anything else he could find. When he peeled the bandages off, they sometimes
stuck and burned like fire.
He took care not to cut
so deep that he’d need stitches, and if a wound began to look infected, he
slathered it with antibiotic cream. He didn’t want his mom to find out. The
secrecy of the cutting brought back a familiar feeling from when Mac had
been alive: once again, Diego had begun to live a double life.
His mom never questioned
why he used so many band-aids. Perhaps she was too busy working to notice.
Or maybe she just didn’t want to know.
At school, a couple of
teachers had spotted the cuts and asked, “What happened?” Diego’s heart
raced as he told them the same thing he’d told Eddie: “Just an accident.”
“Do you want to talk
about it?” one teacher persisted, obviously not believing him.
“No,” Diego answered.
Confessing how crazy he was acting would mean admitting it to himself, too.
“You shouldn’t do that to
yourself,” Kenny had said, wincing at the scars. “Doesn’t it hurt?”
“Yeah.” Diego nodded
evasively. “But I like it.”
“I thought only girls
cut,” Guerrero had sneered when he noticed the marks.
To avoid attracting
anymore flak, Diego began to wear only long-sleeve tops—cotton tees mostly,
whose sleeves were pliable enough to pull down below his wrists. When his
left arm got full, he started on his right: the excitement of fresh skin.
And when his arms filled up, he ventured across his chest. With each cut he
felt stronger and more powerful than ever. Like tonight.
He sliced the tooth
across his skin and for a moment all his confused and painful worries about

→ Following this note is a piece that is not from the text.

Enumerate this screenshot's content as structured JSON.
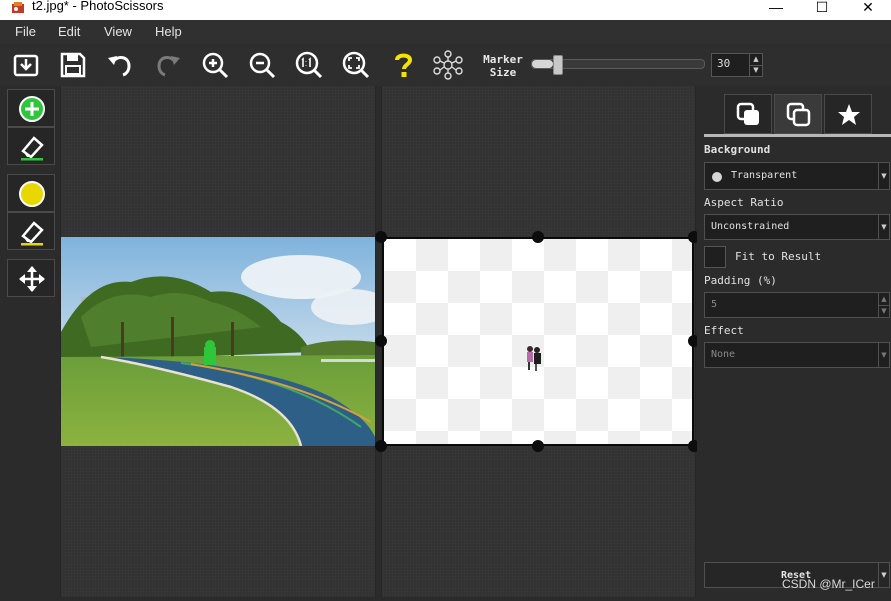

Ariel, Vidas, his past, and his future disappeared. Somehow, he’d get
Read the rest, starting June 2009 - wherever
books are sold - in stores and online!